Kathleen Passidomo is hitting the ground running Wednesday after winning her second term to the Florida Senate representing Southwest Florida.
“There’s a lot we’ve got to do and as I move up the ladder there are things I want to get done,” said Passidomo, 65. “The longer you serve the more responsibility you have.”
A Republican first elected to the state Senate in 2016 and who previously served in the Florida House for six years, Passidomo won her Senate contest with 138,186 votes,or 65 percent, against challenger Annisa Karim, who collected 72,913 votes, or 35 percent, according to unofficial results as of 10:30 p.m. Tuesday.
The Senate district covers Collier and parts of Lee and Hendry counties.
A longtime Naples resident and attorney before entering politics, Passidomo describes herself as a consensus builder able to work with Democratic colleagues in the Senate.
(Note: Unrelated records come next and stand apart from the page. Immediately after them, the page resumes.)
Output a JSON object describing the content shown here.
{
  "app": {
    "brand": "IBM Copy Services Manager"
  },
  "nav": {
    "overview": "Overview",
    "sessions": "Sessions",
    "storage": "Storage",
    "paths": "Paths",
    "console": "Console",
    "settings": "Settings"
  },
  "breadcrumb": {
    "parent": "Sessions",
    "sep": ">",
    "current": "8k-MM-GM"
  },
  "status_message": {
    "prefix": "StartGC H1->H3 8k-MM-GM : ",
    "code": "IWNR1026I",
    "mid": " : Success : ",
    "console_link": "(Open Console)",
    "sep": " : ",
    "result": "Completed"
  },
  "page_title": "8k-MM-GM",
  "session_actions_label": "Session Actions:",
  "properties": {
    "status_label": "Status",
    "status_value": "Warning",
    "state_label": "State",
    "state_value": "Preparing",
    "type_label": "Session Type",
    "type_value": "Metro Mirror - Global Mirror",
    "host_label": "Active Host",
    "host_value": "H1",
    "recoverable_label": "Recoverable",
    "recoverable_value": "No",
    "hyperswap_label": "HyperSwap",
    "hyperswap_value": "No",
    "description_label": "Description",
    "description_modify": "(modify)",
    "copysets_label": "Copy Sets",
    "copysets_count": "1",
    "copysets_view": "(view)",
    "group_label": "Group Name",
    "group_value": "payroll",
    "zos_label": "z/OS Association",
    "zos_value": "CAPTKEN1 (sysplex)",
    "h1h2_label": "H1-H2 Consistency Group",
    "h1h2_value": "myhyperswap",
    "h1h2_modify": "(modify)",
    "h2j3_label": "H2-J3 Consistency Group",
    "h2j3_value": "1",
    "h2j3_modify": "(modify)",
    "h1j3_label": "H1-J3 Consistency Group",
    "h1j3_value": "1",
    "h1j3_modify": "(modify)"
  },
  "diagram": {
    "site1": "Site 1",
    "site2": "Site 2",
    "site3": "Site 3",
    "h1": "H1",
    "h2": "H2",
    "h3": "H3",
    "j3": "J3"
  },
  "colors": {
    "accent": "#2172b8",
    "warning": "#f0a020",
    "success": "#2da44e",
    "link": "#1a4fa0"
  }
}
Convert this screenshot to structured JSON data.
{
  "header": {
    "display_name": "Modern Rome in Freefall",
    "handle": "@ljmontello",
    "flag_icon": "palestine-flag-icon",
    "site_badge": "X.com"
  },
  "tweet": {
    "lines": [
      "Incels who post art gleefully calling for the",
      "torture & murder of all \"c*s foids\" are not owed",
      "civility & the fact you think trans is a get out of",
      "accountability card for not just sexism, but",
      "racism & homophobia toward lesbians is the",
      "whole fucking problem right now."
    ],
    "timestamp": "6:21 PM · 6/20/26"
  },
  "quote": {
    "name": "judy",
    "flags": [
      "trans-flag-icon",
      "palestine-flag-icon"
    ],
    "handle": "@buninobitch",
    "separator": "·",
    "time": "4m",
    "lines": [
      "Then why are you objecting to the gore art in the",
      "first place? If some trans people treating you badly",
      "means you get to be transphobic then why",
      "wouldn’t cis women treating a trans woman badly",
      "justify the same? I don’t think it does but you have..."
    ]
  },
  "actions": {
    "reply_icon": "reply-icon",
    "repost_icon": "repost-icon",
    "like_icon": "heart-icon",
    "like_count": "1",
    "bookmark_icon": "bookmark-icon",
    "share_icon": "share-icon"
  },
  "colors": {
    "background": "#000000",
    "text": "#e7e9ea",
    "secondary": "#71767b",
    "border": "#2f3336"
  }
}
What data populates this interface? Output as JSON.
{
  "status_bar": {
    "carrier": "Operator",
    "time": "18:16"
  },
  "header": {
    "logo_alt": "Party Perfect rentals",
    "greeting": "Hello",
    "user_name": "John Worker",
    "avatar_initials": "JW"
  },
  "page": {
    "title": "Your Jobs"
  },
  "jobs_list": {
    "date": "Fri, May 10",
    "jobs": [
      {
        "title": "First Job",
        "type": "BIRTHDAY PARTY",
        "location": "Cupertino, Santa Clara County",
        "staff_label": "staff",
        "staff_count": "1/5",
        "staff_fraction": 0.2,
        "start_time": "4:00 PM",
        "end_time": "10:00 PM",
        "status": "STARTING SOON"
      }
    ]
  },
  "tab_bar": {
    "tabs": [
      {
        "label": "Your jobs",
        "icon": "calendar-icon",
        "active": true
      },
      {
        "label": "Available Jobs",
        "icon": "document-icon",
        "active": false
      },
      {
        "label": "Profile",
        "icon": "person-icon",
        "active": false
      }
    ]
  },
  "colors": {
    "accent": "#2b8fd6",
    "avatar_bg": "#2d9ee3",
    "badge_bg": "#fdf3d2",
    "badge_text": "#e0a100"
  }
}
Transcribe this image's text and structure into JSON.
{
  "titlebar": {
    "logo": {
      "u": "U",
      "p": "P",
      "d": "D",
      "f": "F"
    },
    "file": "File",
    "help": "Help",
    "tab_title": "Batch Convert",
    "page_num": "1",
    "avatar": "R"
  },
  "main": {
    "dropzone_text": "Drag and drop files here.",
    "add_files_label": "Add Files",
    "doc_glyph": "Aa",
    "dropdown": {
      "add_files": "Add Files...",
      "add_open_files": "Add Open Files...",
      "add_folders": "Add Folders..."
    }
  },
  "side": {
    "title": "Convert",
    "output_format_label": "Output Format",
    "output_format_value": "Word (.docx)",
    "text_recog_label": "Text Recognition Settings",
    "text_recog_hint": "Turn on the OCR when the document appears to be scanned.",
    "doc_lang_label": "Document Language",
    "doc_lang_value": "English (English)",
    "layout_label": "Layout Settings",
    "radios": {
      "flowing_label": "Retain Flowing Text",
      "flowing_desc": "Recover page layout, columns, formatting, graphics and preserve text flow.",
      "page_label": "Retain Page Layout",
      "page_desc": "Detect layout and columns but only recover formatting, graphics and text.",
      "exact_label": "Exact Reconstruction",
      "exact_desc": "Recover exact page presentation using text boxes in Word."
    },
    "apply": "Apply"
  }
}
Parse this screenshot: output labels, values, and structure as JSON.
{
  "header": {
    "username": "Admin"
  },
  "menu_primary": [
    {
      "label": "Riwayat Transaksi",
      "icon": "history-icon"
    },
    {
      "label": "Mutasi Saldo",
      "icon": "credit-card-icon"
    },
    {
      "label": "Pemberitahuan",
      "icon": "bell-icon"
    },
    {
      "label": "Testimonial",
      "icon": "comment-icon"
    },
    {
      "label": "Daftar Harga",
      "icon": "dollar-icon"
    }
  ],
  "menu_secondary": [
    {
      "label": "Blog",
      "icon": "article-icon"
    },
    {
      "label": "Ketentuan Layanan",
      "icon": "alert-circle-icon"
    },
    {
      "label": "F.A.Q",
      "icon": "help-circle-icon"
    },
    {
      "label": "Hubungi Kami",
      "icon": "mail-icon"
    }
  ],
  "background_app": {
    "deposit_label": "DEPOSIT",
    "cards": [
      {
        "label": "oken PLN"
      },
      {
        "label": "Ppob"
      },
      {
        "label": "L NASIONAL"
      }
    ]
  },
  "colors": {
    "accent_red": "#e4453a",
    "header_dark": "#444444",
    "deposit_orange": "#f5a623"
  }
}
She has championed as among her causes the elderly, financial abuse and guardianship reform.
Her top priorities with her re-election is to enhance funding for mental health assistance in the education system, and to prevent money being swept away from the state’s affordable housing trust funds. After her win, Passidomo said she is moving forward again with legislation on the affordable housing trust funds and she has an opioid bill in draft.
“I feel great,” she said. “I’m ready to go.”
She spent election evening at her home in Naples surrounded by friends, her Senate staff and law firm colleagues.
When it comes to the algae crisis in Southwest Florida, Passidomo told the Daily News the Everglades restoration project authorized years ago and delayed during the recession needs to get back on track. Another priority is addressing water quality and preventing treated septic tank effluent from seeping into the aquifer.
Karim, 44, who is a manager with Lee County’s Department of Parks and Recreation, ran on an environmental platform in part due to her expertise in wildlife ecology and conservation, and she backed an algae bloom task force.
She said the state is not doing enough to address the algae crisis, and Karim also supported reinstating the state Department of Community Affairs, according to her website.
Passidomo raised $428,000 for her campaign and spent $235,000, state election records show. Karim raised $49,000 and spent $32,000.